While there are well-documented risks associated with certain inherently dangerous careers, you tend to hear less about the types of injuries and health issues that can arise when you work in an office environment. While office-related injuries are less well-publicized, they can still prove highly damaging, and they have the capacity to affect many aspects of your overall health and wellness.

As someone who works in an office, you face career-specific hazards, which may include:

Muscle strains and back issues

Even if you do not regularly lift large and heavy loads as part of your daily routine, even lighter loads, such as boxes of paper, or chairs and desks, can cause muscle and back strains if you do not lift them properly. When in doubt about the weight of a load, ask someone to help you, and rely on dollies and related methods if help is not available.

Falls and related injuries and issues
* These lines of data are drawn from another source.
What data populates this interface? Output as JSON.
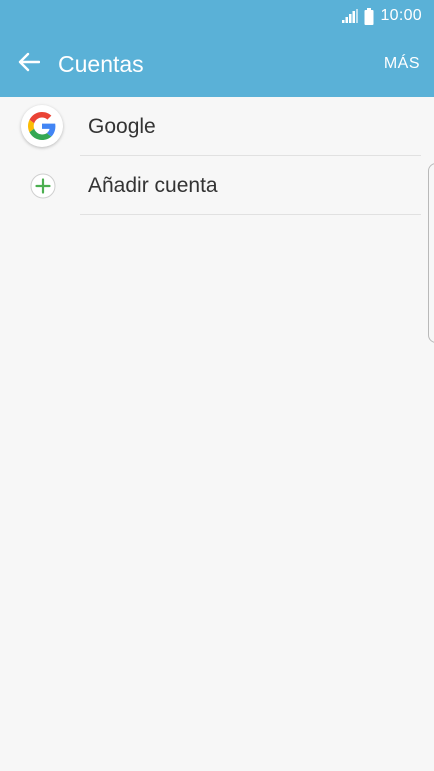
{
  "status_bar": {
    "time": "10:00",
    "icons": [
      "signal-icon",
      "battery-icon"
    ]
  },
  "app_bar": {
    "title": "Cuentas",
    "back_icon": "arrow-left-icon",
    "more_label": "MÁS"
  },
  "accounts": {
    "items": [
      {
        "label": "Google",
        "icon": "google-icon"
      },
      {
        "label": "Añadir cuenta",
        "icon": "plus-icon"
      }
    ]
  },
  "colors": {
    "header": "#5ab1d7",
    "background": "#f7f7f7",
    "text": "#333333",
    "plus": "#4caf50"
  }
}
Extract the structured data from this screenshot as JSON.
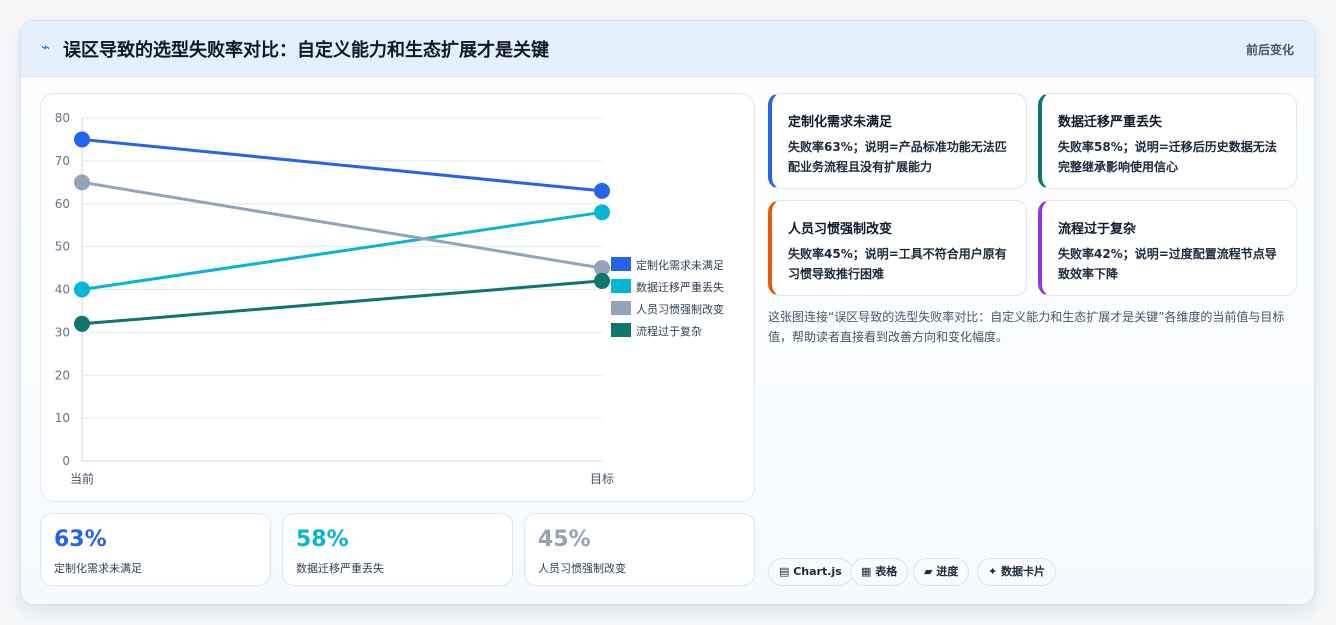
{
  "header": {
    "icon": "bolt-icon",
    "title": "误区导致的选型失败率对比：自定义能力和生态扩展才是关键",
    "right_label": "前后变化"
  },
  "chart_data": {
    "type": "line",
    "title": "",
    "xlabel": "",
    "ylabel": "",
    "x": [
      "当前",
      "目标"
    ],
    "ylim": [
      0,
      80
    ],
    "yticks": [
      0,
      10,
      20,
      30,
      40,
      50,
      60,
      70,
      80
    ],
    "grid": true,
    "legend_position": "right",
    "series": [
      {
        "name": "定制化需求未满足",
        "values": [
          75,
          63
        ],
        "color": "#2563eb"
      },
      {
        "name": "数据迁移严重丢失",
        "values": [
          40,
          58
        ],
        "color": "#06b6d4"
      },
      {
        "name": "人员习惯强制改变",
        "values": [
          65,
          45
        ],
        "color": "#94a3b8"
      },
      {
        "name": "流程过于复杂",
        "values": [
          32,
          42
        ],
        "color": "#0f766e"
      }
    ]
  },
  "stats": [
    {
      "value": "63%",
      "label": "定制化需求未满足",
      "color": "#2563eb"
    },
    {
      "value": "58%",
      "label": "数据迁移严重丢失",
      "color": "#06b6d4"
    },
    {
      "value": "45%",
      "label": "人员习惯强制改变",
      "color": "#94a3b8"
    }
  ],
  "info_cards": [
    {
      "title": "定制化需求未满足",
      "desc": "失败率63%；说明=产品标准功能无法匹配业务流程且没有扩展能力",
      "accent": "#2563eb"
    },
    {
      "title": "数据迁移严重丢失",
      "desc": "失败率58%；说明=迁移后历史数据无法完整继承影响使用信心",
      "accent": "#0f766e"
    },
    {
      "title": "人员习惯强制改变",
      "desc": "失败率45%；说明=工具不符合用户原有习惯导致推行困难",
      "accent": "#ea580c"
    },
    {
      "title": "流程过于复杂",
      "desc": "失败率42%；说明=过度配置流程节点导致效率下降",
      "accent": "#9333ea"
    }
  ],
  "description": "这张图连接“误区导致的选型失败率对比：自定义能力和生态扩展才是关键”各维度的当前值与目标值，帮助读者直接看到改善方向和变化幅度。",
  "tags": [
    {
      "icon": "chart-icon",
      "label": "Chart.js"
    },
    {
      "icon": "table-icon",
      "label": "表格"
    },
    {
      "icon": "progress-icon",
      "label": "进度"
    },
    {
      "icon": "sparkle-icon",
      "label": "数据卡片"
    }
  ]
}
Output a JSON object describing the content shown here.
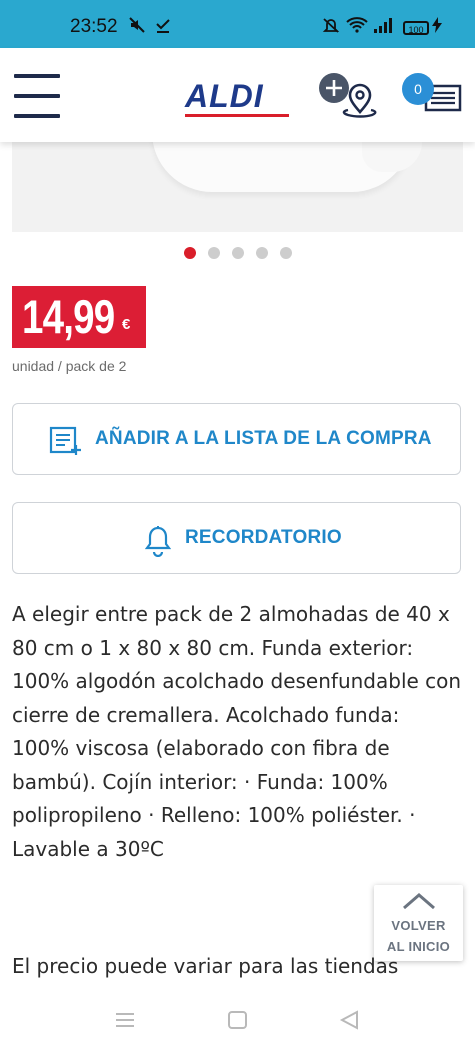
{
  "status_bar": {
    "time": "23:52",
    "battery": "100",
    "icons": [
      "mute-icon",
      "download-done-icon",
      "dnd-icon",
      "wifi-icon",
      "signal-icon",
      "battery-icon",
      "charging-icon"
    ]
  },
  "header": {
    "logo": "ALDI",
    "cart_count": "0",
    "icons": [
      "menu-icon",
      "store-location-icon",
      "shopping-list-icon"
    ]
  },
  "carousel": {
    "total_dots": 5,
    "active_index": 0
  },
  "price": {
    "value": "14,99",
    "currency": "€",
    "unit": "unidad / pack de 2"
  },
  "actions": {
    "add_to_list_label": "AÑADIR A LA LISTA DE LA COMPRA",
    "reminder_label": "RECORDATORIO"
  },
  "description": {
    "text": "A elegir entre pack de 2 almohadas de 40 x 80 cm o 1 x 80 x 80 cm. Funda exterior: 100% algodón acolchado desenfundable con cierre de cremallera. Acolchado funda: 100% viscosa (elaborado con fibra de bambú). Cojín interior: · Funda: 100% polipropileno · Relleno: 100% poliéster. · Lavable a 30ºC"
  },
  "price_note": "El precio puede variar para las tiendas",
  "back_to_top": {
    "line1": "VOLVER",
    "line2": "AL INICIO"
  },
  "colors": {
    "status_bar": "#2aa8cf",
    "brand_blue": "#1e3a8a",
    "price_red": "#dc1e35",
    "accent_blue": "#1f87c9"
  }
}
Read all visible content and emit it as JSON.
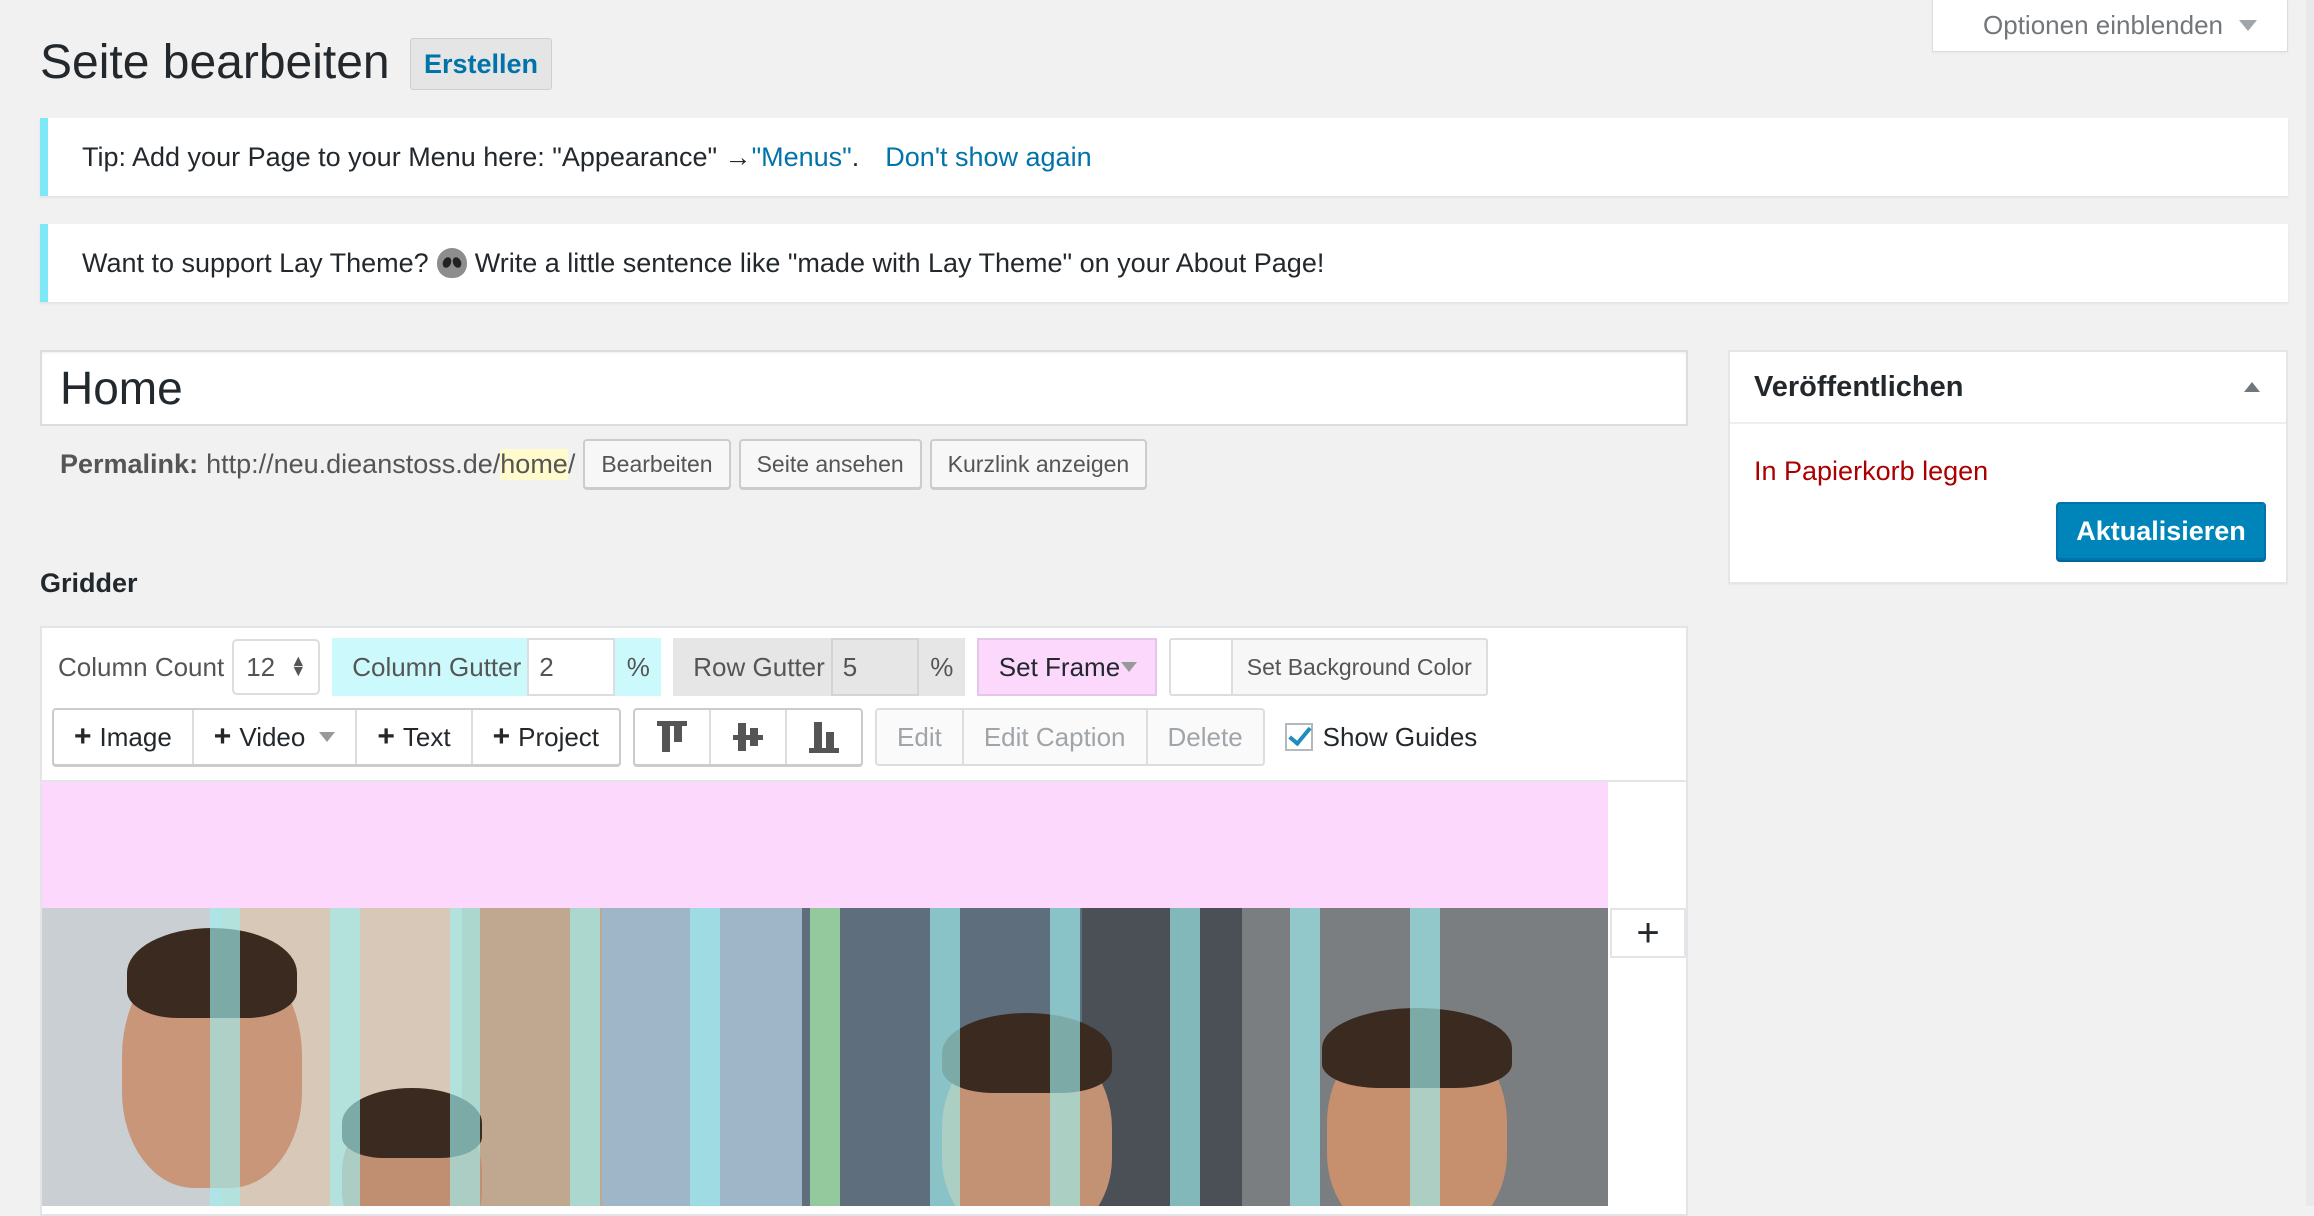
{
  "header": {
    "title": "Seite bearbeiten",
    "create_button": "Erstellen",
    "screen_options": "Optionen einblenden"
  },
  "notices": {
    "tip_text": "Tip: Add your Page to your Menu here: \"Appearance\" → ",
    "tip_menus_link": "\"Menus\"",
    "tip_period": ".",
    "tip_dismiss": "Don't show again",
    "support_before": "Want to support Lay Theme?",
    "support_after": "Write a little sentence like \"made with Lay Theme\" on your About Page!"
  },
  "post": {
    "title": "Home",
    "permalink_label": "Permalink:",
    "permalink_base": "http://neu.dieanstoss.de/",
    "permalink_slug": "home",
    "permalink_trailing": "/",
    "edit_button": "Bearbeiten",
    "view_button": "Seite ansehen",
    "shortlink_button": "Kurzlink anzeigen"
  },
  "gridder": {
    "label": "Gridder",
    "column_count_label": "Column Count",
    "column_count_value": "12",
    "column_gutter_label": "Column Gutter",
    "column_gutter_value": "2",
    "row_gutter_label": "Row Gutter",
    "row_gutter_value": "5",
    "percent": "%",
    "set_frame": "Set Frame",
    "set_background": "Set Background Color",
    "add_image": "Image",
    "add_video": "Video",
    "add_text": "Text",
    "add_project": "Project",
    "edit": "Edit",
    "edit_caption": "Edit Caption",
    "delete": "Delete",
    "show_guides": "Show Guides",
    "add_row": "+"
  },
  "publish": {
    "title": "Veröffentlichen",
    "trash": "In Papierkorb legen",
    "update": "Aktualisieren"
  },
  "colors": {
    "accent": "#0085ba",
    "frame_pink": "#fcd8fd",
    "gutter_cyan": "#ccfafc",
    "trash_red": "#aa0000"
  }
}
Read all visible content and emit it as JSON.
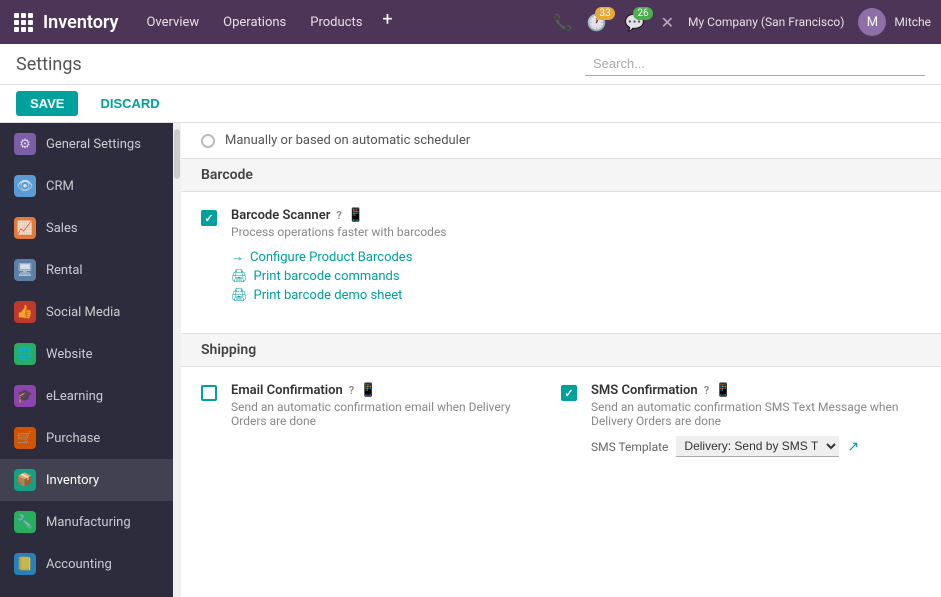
{
  "topnav": {
    "brand": "Inventory",
    "links": [
      "Overview",
      "Operations",
      "Products"
    ],
    "add_label": "+",
    "phone_icon": "📞",
    "clock_badge": "33",
    "chat_badge": "26",
    "close_icon": "✕",
    "company": "My Company (San Francisco)",
    "username": "Mitche"
  },
  "subheader": {
    "title": "Settings",
    "search_placeholder": "Search..."
  },
  "buttons": {
    "save": "SAVE",
    "discard": "DISCARD"
  },
  "sidebar": {
    "items": [
      {
        "id": "general-settings",
        "label": "General Settings",
        "icon_class": "icon-gear",
        "icon": "⚙"
      },
      {
        "id": "crm",
        "label": "CRM",
        "icon_class": "icon-eye",
        "icon": "👁"
      },
      {
        "id": "sales",
        "label": "Sales",
        "icon_class": "icon-sales",
        "icon": "📈"
      },
      {
        "id": "rental",
        "label": "Rental",
        "icon_class": "icon-rental",
        "icon": "🖥"
      },
      {
        "id": "social-media",
        "label": "Social Media",
        "icon_class": "icon-social",
        "icon": "👍"
      },
      {
        "id": "website",
        "label": "Website",
        "icon_class": "icon-website",
        "icon": "🌐"
      },
      {
        "id": "elearning",
        "label": "eLearning",
        "icon_class": "icon-elearning",
        "icon": "🎓"
      },
      {
        "id": "purchase",
        "label": "Purchase",
        "icon_class": "icon-purchase",
        "icon": "🛒"
      },
      {
        "id": "inventory",
        "label": "Inventory",
        "icon_class": "icon-inventory",
        "icon": "📦",
        "active": true
      },
      {
        "id": "manufacturing",
        "label": "Manufacturing",
        "icon_class": "icon-manufacturing",
        "icon": "🔧"
      },
      {
        "id": "accounting",
        "label": "Accounting",
        "icon_class": "icon-accounting",
        "icon": "📒"
      }
    ]
  },
  "content": {
    "top_partial": {
      "text": "Manually or based on automatic scheduler"
    },
    "barcode_section": {
      "title": "Barcode",
      "barcode_scanner": {
        "label": "Barcode Scanner",
        "description": "Process operations faster with barcodes",
        "checked": true,
        "links": [
          {
            "id": "configure-barcodes",
            "text": "Configure Product Barcodes",
            "arrow": "→"
          },
          {
            "id": "print-commands",
            "text": "Print barcode commands",
            "printer": true
          },
          {
            "id": "print-demo",
            "text": "Print barcode demo sheet",
            "printer": true
          }
        ]
      }
    },
    "shipping_section": {
      "title": "Shipping",
      "email_confirmation": {
        "label": "Email Confirmation",
        "description": "Send an automatic confirmation email when Delivery Orders are done",
        "checked": false
      },
      "sms_confirmation": {
        "label": "SMS Confirmation",
        "description": "Send an automatic confirmation SMS Text Message when Delivery Orders are done",
        "checked": true,
        "sms_template_label": "SMS Template",
        "sms_template_value": "Delivery: Send by SMS T"
      }
    }
  }
}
As an office employee, you are more than twice as likely to become disabled after an on-the-job fall than those who do not work within office settings. Your risk of a fall increases if the housekeeping in your office is not up to par, as boxes and other obstructions in your path can increase the chance of you taking a tumble. Loose wiring and electrical cords are also common causes of office falls, and dim lighting can exacerbate your risk.

Getting caught in between objects

As an office worker, you also run the risk of suffering an injury if you or parts of your body are stuck in between items. For example, office workers may close a drawer or door on their fingers, or they may get hair or clothes caught in paper shredders and suffer injury as a result. Paying close attention to what you are doing and avoiding multitasking, such as talking on the phone while performing job duties, can reduce your risk of an office injury.

While these are some of the most commonly cited office-related injuries, this is not an exhaustive list. Many office workers also experience hardship due to air quality issues, ergonomics and environmental hazards, among other potential culprits.